(END VIDEO CLIP)

AMANPOUR: I've never heard anything like that before.

FALLSHAW: Miguel is -- he's a very strong-willed young man and he was one of the strongest leaders in the protest. And for him to come out and take

to the streets after that showed -- I mean he's a survivor and I think.

AYALA: It's also -- I wouldn't go on judging families because in a country where it has no accessibility, no support and no acknowledgement that they

are people and they exist, how you do living in a -- he lives in Potosi, in the highest place of Bolivia, so how you do with accessibility alone, his

mother is a housekeeper. So it's a very difficult situation.

You have disability mixed with poverty, and mixed with racism because a lot of the people in this part is very indigenous. So that's what it comes all

together.

AMANPOUR: Well, you put them on the map with this film, The Fight, and I presume the fight continues. Violeta and Dan, thank you very much indeed

for sharing with us.

FALLSHAW: Thanks a lot.

AYALA: Thank you.

AMANPOUR: It's an amazing insight into an incredible story. And in a moment, Italian schools are preparing their students for a thoroughly

modern challenge, the fight against fake news in Roma when we come back.

(COMMERCIAL BREAK)

AMANPOUR: And finally, tonight, now, tech titans are used to being the toast of the town, but this week saw three of them called in front of

Congress. Google, Facebook and Twitter are finally owning up to the fact that they played an enormous role in allowing Russia to meddle in the

American election last year.

Facebook, after initially saying 126 million Americans were reached by content from a Russian troll farm, now says 150 million people may in fact

have in fact been exposed. And while the optics showed contrition, the companies are still resisting calls to be better gatekeepers for content

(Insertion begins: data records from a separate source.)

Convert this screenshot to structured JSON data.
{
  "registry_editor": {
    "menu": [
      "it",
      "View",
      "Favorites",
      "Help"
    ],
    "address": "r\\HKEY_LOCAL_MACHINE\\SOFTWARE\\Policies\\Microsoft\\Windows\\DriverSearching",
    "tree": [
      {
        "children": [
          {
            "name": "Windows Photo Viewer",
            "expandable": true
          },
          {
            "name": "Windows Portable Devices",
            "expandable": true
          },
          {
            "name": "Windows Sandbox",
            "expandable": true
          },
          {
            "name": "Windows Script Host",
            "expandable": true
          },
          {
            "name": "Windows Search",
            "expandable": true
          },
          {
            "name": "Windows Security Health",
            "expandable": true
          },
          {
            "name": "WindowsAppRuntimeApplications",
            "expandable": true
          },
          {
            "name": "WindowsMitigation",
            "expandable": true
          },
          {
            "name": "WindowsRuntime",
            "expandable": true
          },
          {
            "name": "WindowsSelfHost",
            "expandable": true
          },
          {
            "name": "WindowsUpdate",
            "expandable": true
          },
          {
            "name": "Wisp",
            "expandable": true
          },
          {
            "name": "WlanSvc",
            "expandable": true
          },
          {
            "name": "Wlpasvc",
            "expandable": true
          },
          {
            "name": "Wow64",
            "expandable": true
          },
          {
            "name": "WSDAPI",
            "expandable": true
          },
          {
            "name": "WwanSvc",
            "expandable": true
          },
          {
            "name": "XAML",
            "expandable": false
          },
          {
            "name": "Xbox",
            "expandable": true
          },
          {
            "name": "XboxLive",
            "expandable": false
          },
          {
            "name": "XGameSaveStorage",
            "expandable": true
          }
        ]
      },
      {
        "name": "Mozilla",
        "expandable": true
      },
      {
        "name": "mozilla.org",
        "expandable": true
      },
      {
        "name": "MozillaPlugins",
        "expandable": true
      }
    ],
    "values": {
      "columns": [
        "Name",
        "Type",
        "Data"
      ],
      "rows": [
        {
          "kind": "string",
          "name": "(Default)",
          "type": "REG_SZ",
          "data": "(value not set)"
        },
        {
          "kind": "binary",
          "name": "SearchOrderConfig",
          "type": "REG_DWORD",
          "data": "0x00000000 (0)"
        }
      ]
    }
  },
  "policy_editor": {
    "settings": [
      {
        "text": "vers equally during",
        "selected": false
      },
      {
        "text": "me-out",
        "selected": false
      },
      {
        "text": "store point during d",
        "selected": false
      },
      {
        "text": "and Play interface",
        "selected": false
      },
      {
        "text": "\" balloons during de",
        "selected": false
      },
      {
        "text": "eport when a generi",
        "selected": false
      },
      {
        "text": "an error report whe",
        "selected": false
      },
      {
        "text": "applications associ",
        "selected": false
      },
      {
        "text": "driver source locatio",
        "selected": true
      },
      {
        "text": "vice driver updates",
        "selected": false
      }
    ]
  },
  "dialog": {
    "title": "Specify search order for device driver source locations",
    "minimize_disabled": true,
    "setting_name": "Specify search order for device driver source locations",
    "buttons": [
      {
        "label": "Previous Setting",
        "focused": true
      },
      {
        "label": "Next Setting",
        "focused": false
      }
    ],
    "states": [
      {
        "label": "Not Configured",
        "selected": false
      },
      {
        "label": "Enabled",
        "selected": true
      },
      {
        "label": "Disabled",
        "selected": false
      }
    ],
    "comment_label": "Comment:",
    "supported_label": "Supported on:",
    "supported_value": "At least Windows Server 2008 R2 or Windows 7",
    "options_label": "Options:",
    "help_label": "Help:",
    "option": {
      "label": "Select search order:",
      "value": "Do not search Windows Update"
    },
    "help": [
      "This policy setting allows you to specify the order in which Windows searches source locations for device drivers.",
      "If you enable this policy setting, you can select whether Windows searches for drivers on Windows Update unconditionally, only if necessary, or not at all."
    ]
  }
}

they push out to their issues.

So some governments are taking action into their own hands. Imagine a grassroots rebellion against fake news taking hold in the heart and the

home of Veritas. Proof, Italy is rolling out a new curriculum across 8,000 schools for 4 million students aimed at protecting eyes, ears and of course

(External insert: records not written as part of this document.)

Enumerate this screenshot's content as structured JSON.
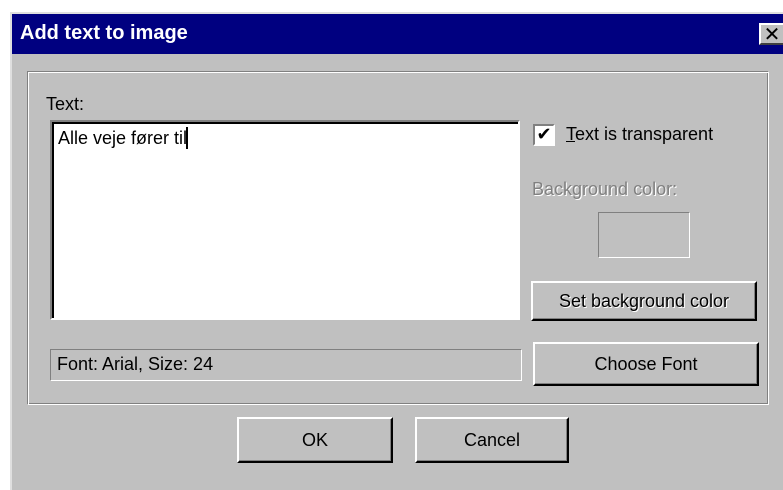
{
  "window": {
    "title": "Add text to image",
    "close_glyph": "✕"
  },
  "form": {
    "text_label": "Text:",
    "text_value": "Alle veje fører til",
    "transparent_checkbox": {
      "checked": true,
      "check_glyph": "✔",
      "label_mnemonic": "T",
      "label_rest": "ext is transparent"
    },
    "background_color_label": "Background color:",
    "set_background_color_button": "Set background color",
    "font_info": "Font: Arial, Size: 24",
    "choose_font_button": "Choose Font"
  },
  "footer": {
    "ok_button": "OK",
    "cancel_button": "Cancel"
  },
  "colors": {
    "titlebar": "#000080",
    "face": "#c0c0c0"
  },
  "icons": {
    "close": "close-icon",
    "check": "check-icon"
  }
}
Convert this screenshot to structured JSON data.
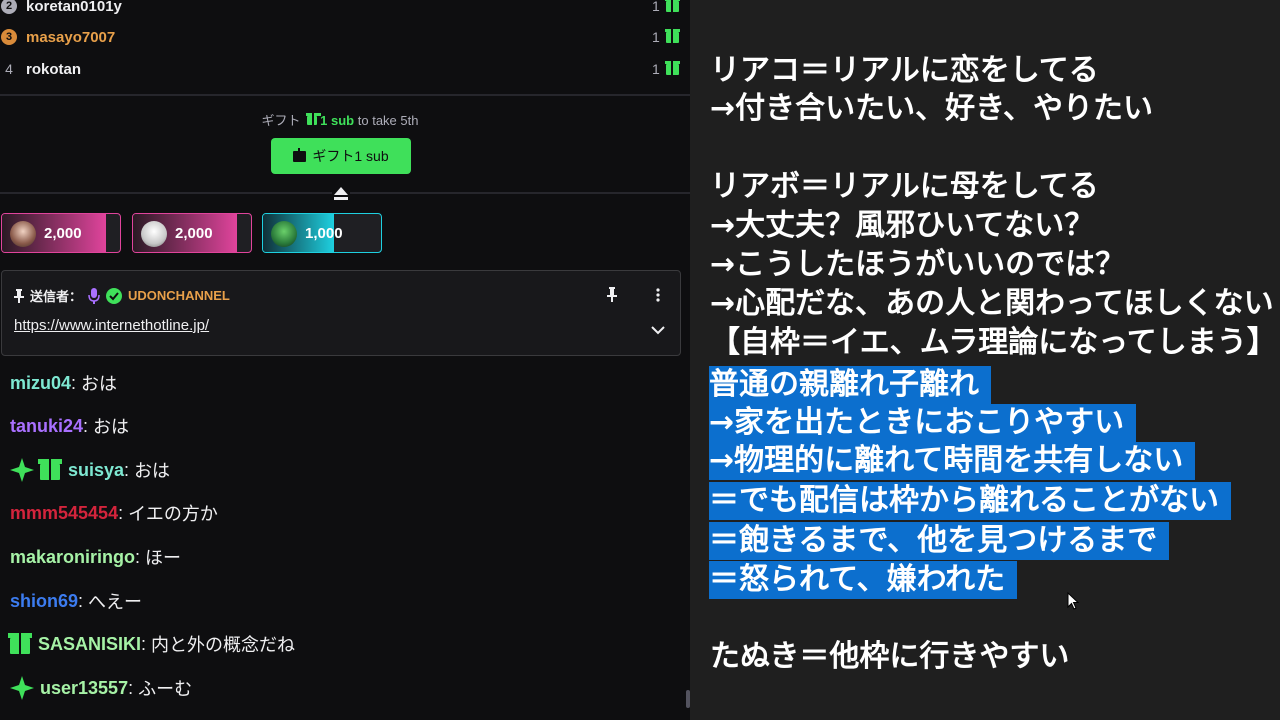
{
  "leaderboard": {
    "rows": [
      {
        "rank": "2",
        "name": "koretan0101y",
        "count": "1",
        "color": "#efeff1",
        "badge_color": "#adadb8"
      },
      {
        "rank": "3",
        "name": "masayo7007",
        "count": "1",
        "color": "#e8a04a",
        "badge_color": "#d98b3a"
      },
      {
        "rank": "4",
        "name": "rokotan",
        "count": "1",
        "color": "#efeff1",
        "badge_color": ""
      }
    ]
  },
  "gift_prompt": {
    "prefix": "ギフト",
    "bold": "1 sub",
    "suffix": "to take 5th",
    "button_label": "ギフト1 sub"
  },
  "hype_train": [
    {
      "amount": "2,000",
      "accent": "#e0449c",
      "fill_pct": 88
    },
    {
      "amount": "2,000",
      "accent": "#e0449c",
      "fill_pct": 88
    },
    {
      "amount": "1,000",
      "accent": "#1ed0e0",
      "fill_pct": 60
    }
  ],
  "pinned": {
    "label": "送信者：",
    "sender": "UDONCHANNEL",
    "url": "https://www.internethotline.jp/"
  },
  "messages": [
    {
      "user": "mizu04",
      "text": "おは",
      "color": "#7ee8d2",
      "badges": []
    },
    {
      "user": "tanuki24",
      "text": "おは",
      "color": "#a970ff",
      "badges": []
    },
    {
      "user": "suisya",
      "text": "おは",
      "color": "#7ee8d2",
      "badges": [
        "sparkle-icon",
        "gift-badge-icon"
      ]
    },
    {
      "user": "mmm545454",
      "text": "イエの方か",
      "color": "#d4243c",
      "badges": []
    },
    {
      "user": "makaroniringo",
      "text": "ほー",
      "color": "#a6f2a6",
      "badges": []
    },
    {
      "user": "shion69",
      "text": "へえー",
      "color": "#3c7cf0",
      "badges": []
    },
    {
      "user": "SASANISIKI",
      "text": "内と外の概念だね",
      "color": "#a6f2a6",
      "badges": [
        "gift-badge-icon"
      ]
    },
    {
      "user": "user13557",
      "text": "ふーむ",
      "color": "#a6f2a6",
      "badges": [
        "sparkle-icon"
      ]
    }
  ],
  "notes": {
    "lines": [
      {
        "text": "リアコ＝リアルに恋をしてる",
        "selected": false
      },
      {
        "text": "→付き合いたい、好き、やりたい",
        "selected": false
      },
      {
        "text": "リアボ＝リアルに母をしてる",
        "selected": false
      },
      {
        "text": "→大丈夫？風邪ひいてない？",
        "selected": false
      },
      {
        "text": "→こうしたほうがいいのでは？",
        "selected": false
      },
      {
        "text": "→心配だな、あの人と関わってほしくない",
        "selected": false
      },
      {
        "text": "【自枠＝イエ、ムラ理論になってしまう】",
        "selected": false
      },
      {
        "text": "普通の親離れ子離れ",
        "selected": true
      },
      {
        "text": "→家を出たときにおこりやすい",
        "selected": true
      },
      {
        "text": "→物理的に離れて時間を共有しない",
        "selected": true
      },
      {
        "text": "＝でも配信は枠から離れることがない",
        "selected": true
      },
      {
        "text": "＝飽きるまで、他を見つけるまで",
        "selected": true
      },
      {
        "text": "＝怒られて、嫌われた",
        "selected": true
      },
      {
        "text": "たぬき＝他枠に行きやすい",
        "selected": false
      }
    ]
  }
}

minds. We got a glimpse inside this Roman classroom.

(BEGIN VIDEO CLIP)

AMANPOUR: It's education Italian style. Not more Maths or English but classes on how to tackle fake news for the most impressionable.

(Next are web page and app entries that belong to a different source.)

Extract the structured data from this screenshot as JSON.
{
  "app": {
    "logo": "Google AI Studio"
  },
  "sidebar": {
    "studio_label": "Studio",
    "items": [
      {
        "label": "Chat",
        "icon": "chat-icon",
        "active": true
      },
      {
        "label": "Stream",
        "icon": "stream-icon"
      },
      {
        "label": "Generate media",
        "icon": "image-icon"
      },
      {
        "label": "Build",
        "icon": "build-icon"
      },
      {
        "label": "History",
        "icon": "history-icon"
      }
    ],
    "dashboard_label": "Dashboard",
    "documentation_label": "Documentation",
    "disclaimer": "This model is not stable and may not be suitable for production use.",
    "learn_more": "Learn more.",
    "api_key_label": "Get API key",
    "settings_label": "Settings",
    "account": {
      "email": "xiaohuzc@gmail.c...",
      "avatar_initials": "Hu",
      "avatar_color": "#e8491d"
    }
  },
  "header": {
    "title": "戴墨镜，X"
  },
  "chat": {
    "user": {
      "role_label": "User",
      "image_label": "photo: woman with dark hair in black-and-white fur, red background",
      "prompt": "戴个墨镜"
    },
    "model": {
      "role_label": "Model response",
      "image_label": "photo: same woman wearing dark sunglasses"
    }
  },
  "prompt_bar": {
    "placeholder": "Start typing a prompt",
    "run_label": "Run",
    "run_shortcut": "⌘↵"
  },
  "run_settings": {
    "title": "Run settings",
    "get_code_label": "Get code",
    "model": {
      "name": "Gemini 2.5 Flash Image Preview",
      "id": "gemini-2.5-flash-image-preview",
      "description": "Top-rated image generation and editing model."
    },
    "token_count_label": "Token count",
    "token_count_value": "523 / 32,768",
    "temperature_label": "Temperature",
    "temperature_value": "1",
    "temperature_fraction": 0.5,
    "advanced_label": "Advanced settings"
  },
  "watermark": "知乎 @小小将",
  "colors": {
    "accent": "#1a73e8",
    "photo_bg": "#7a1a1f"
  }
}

LAURA BOLDRINI, PRESIDENT OF LOWER HOUSE PARLIAMENT ITALY: (Speaking in foreign language)

AMANPOUR: Laura Boldrini, President of the lower house of parliament, is spearheading the initiative.

BOLDRINI: It's a project that aims at giving our students the tools, the tools to defend themselves from fake news. Fake news are like drops of

poison. And we drink water, the infected water every day, but we don't even realize that we are becoming ourselves infected by that poison.

UNIDENTIFIED MALE: (Speaking in foreign language).

AMANPOUR: The cause highlights the danger that fake news poses to society and democracy and it aims to give students 10 tips on how to protect

themselves from the virus.

UNIDENTIFIED MALE: Actually I both get my news from some website of some paper like the Corriere or The Republica, but especially I take it from the

social networks like Facebook. And especially in this case it's very important for a teenager to be able to recognize the fake news.

AMANPOUR: Like sharing only verified stories and not being afraid to fact check, cross check and double check every story they click on. If a story

sounds too good to be true, it probably is. And none other than Facebook itself is working with the Ministry of Education.

UNIDENTIFIED FEMALE: High tech disinformation is a key priority for Facebook simply because our objective is actually to make sure that people

have access to information that is relevant to them. We shouldn't be working on this alone. It's very important that all stakeholders that are

involved in the fight against fake news actually work together on it.

AMANPOUR: Italy joins a global fight that knows no borders.

(END VIDEO CLIP)

AMANPOUR: An important effort at a dangerous time. Fake news has just been designated word of the year by Collins Dictionary. And that's it for

our Week in Review. And remember you can listen to our podcast, see us online at amanpour.com and follow me on Facebook and Twitter. Thanks for

watching and goodbye from London.

(COMMERCIAL BREAK)

END